* _Exercise aim_: What lines of the data below hold the string "screenshot"? Copy each one.

* _Excerpted data_:
----------
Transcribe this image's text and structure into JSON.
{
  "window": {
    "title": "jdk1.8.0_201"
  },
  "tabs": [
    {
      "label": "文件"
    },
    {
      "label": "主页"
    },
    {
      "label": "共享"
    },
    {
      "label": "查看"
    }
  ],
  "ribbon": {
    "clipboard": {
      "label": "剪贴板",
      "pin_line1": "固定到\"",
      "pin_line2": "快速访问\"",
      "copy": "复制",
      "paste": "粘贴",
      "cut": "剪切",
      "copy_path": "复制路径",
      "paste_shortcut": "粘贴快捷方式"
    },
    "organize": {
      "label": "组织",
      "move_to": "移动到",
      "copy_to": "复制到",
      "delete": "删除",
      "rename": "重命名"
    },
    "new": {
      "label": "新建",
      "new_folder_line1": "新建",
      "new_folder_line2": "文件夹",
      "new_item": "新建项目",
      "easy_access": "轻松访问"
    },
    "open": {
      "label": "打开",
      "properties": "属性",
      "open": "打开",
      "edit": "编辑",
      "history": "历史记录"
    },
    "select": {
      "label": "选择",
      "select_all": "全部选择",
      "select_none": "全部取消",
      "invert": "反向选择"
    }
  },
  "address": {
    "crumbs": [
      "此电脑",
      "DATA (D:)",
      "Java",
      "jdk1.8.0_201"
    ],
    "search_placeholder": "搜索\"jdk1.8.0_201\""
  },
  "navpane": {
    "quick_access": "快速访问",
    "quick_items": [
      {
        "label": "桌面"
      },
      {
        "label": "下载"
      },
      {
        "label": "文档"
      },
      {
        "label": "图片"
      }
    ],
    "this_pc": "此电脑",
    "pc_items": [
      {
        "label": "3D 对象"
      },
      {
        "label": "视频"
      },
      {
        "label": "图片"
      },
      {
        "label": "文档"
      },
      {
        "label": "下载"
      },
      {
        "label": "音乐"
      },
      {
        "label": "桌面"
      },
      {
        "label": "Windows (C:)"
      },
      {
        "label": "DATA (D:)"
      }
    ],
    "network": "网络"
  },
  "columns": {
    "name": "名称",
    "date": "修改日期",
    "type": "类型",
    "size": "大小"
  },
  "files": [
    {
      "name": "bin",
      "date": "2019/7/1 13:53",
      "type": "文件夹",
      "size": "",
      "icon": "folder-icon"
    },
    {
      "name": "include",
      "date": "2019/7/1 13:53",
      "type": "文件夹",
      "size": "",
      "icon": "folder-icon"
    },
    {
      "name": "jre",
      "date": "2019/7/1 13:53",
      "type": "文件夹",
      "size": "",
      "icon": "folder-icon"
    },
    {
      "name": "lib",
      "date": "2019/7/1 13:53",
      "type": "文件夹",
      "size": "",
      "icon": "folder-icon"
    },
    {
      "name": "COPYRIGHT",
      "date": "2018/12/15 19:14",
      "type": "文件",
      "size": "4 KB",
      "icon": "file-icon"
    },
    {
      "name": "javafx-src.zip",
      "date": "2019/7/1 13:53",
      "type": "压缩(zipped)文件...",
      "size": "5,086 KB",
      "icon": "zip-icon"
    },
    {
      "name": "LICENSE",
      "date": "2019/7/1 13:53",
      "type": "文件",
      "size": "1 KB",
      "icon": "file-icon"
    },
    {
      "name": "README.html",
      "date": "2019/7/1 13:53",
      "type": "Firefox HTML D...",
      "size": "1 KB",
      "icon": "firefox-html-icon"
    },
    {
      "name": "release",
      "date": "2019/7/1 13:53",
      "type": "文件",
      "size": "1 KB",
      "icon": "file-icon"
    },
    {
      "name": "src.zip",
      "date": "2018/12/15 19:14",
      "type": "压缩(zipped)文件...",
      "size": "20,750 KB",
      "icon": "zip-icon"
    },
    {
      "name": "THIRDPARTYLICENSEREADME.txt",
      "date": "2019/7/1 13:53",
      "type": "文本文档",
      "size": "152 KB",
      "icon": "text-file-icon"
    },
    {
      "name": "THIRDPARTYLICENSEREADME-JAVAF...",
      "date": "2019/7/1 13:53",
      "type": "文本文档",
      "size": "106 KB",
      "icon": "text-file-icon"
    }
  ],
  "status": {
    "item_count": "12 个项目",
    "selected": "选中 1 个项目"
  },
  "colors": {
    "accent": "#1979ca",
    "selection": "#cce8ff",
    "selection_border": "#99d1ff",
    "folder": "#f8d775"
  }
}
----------
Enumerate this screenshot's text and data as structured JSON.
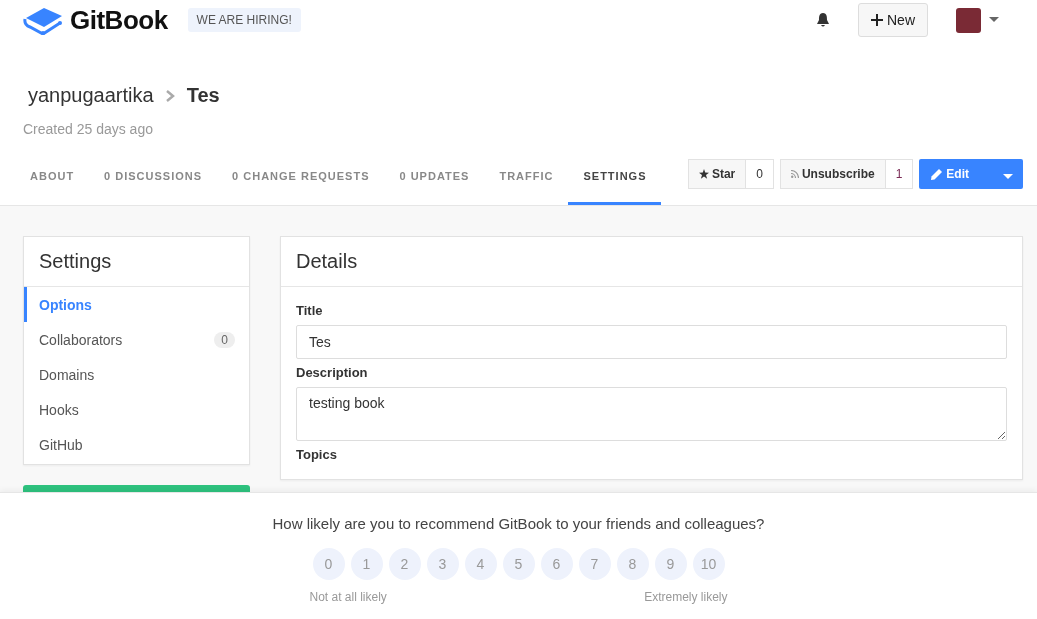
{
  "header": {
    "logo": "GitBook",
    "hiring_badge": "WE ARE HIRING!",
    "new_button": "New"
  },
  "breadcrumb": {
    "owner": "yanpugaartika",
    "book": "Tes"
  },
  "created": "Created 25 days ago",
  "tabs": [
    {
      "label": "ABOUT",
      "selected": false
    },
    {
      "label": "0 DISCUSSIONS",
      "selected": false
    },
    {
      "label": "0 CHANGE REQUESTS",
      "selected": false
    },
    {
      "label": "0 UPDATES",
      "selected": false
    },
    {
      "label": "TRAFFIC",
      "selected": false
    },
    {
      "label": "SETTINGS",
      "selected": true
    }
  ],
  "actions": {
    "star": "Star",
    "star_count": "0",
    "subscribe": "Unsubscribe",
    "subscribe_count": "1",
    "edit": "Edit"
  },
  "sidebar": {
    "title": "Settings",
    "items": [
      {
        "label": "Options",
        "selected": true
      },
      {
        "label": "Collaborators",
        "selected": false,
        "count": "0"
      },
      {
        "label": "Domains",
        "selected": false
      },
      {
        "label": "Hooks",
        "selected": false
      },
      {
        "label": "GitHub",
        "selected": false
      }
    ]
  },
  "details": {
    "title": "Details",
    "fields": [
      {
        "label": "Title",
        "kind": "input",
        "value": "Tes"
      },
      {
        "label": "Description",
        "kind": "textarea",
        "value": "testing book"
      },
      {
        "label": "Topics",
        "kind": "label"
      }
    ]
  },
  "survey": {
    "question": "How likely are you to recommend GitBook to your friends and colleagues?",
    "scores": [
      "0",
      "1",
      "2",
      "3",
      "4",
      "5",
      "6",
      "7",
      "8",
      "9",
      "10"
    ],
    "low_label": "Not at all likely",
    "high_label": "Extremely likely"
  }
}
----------
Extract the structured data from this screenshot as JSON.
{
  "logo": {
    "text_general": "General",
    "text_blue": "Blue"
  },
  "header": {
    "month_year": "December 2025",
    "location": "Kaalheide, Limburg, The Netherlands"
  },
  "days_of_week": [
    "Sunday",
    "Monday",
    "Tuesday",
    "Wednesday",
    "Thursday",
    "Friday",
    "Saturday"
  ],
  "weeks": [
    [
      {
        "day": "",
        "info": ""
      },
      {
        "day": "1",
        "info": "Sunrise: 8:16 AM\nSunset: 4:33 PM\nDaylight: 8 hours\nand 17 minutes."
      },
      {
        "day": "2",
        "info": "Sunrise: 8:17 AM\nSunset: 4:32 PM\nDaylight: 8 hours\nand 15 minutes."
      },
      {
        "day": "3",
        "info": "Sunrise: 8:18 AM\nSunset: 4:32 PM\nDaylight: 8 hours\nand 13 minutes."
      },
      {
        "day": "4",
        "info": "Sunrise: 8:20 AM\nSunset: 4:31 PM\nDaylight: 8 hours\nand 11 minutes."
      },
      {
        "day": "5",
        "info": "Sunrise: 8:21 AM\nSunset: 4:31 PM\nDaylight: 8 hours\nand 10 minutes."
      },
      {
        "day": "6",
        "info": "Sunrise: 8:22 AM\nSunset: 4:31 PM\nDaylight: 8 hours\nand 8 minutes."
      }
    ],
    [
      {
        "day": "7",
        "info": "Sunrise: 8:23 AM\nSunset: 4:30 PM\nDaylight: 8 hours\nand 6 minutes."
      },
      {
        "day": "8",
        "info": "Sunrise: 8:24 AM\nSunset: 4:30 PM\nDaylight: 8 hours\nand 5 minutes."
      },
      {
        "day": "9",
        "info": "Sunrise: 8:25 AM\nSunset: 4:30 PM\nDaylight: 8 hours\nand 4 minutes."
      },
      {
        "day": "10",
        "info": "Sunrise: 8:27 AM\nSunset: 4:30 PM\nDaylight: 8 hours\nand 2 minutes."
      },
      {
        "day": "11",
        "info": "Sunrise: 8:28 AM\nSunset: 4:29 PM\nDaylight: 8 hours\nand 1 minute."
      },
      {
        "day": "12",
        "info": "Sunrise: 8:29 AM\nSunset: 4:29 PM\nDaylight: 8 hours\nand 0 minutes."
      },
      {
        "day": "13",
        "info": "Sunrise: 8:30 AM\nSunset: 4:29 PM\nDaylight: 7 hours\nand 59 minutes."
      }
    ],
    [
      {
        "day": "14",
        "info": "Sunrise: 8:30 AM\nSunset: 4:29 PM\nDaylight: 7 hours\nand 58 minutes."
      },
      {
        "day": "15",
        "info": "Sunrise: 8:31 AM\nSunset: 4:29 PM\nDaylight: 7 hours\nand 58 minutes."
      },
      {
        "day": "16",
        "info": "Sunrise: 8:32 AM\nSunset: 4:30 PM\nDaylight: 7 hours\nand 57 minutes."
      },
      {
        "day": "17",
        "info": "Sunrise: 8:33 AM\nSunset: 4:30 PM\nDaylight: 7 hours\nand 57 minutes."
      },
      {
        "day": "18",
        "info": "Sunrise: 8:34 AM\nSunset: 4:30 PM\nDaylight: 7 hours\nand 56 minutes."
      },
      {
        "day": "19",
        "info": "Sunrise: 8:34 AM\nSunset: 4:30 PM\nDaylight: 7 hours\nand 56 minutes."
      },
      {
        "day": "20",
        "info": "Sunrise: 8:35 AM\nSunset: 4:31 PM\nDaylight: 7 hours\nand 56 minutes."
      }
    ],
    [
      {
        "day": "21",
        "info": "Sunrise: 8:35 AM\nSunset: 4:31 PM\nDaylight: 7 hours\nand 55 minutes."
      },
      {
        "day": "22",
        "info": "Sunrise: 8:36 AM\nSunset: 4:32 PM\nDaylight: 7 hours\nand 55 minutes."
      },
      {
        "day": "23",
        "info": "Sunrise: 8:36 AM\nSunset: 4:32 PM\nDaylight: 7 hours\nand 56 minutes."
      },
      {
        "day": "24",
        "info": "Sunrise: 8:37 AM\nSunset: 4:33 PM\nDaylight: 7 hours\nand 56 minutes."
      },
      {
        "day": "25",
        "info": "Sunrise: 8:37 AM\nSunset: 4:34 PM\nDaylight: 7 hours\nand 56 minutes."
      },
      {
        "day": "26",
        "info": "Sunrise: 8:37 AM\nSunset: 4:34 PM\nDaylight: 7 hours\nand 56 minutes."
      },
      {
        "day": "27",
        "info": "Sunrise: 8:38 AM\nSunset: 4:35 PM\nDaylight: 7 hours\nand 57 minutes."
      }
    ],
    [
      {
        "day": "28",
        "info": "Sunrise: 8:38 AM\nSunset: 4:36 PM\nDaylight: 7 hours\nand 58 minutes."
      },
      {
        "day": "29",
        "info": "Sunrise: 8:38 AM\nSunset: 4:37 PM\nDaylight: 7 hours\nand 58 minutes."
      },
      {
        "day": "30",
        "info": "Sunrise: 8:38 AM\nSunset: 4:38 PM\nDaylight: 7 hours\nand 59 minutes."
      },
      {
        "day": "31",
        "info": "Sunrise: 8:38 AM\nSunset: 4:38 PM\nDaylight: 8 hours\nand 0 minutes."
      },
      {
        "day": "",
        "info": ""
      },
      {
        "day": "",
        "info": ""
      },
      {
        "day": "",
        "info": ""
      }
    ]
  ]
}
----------
* _Result of this exercise_:
Enumerate this screenshot's text and data as structured JSON.
Extract the structured data from this screenshot as JSON.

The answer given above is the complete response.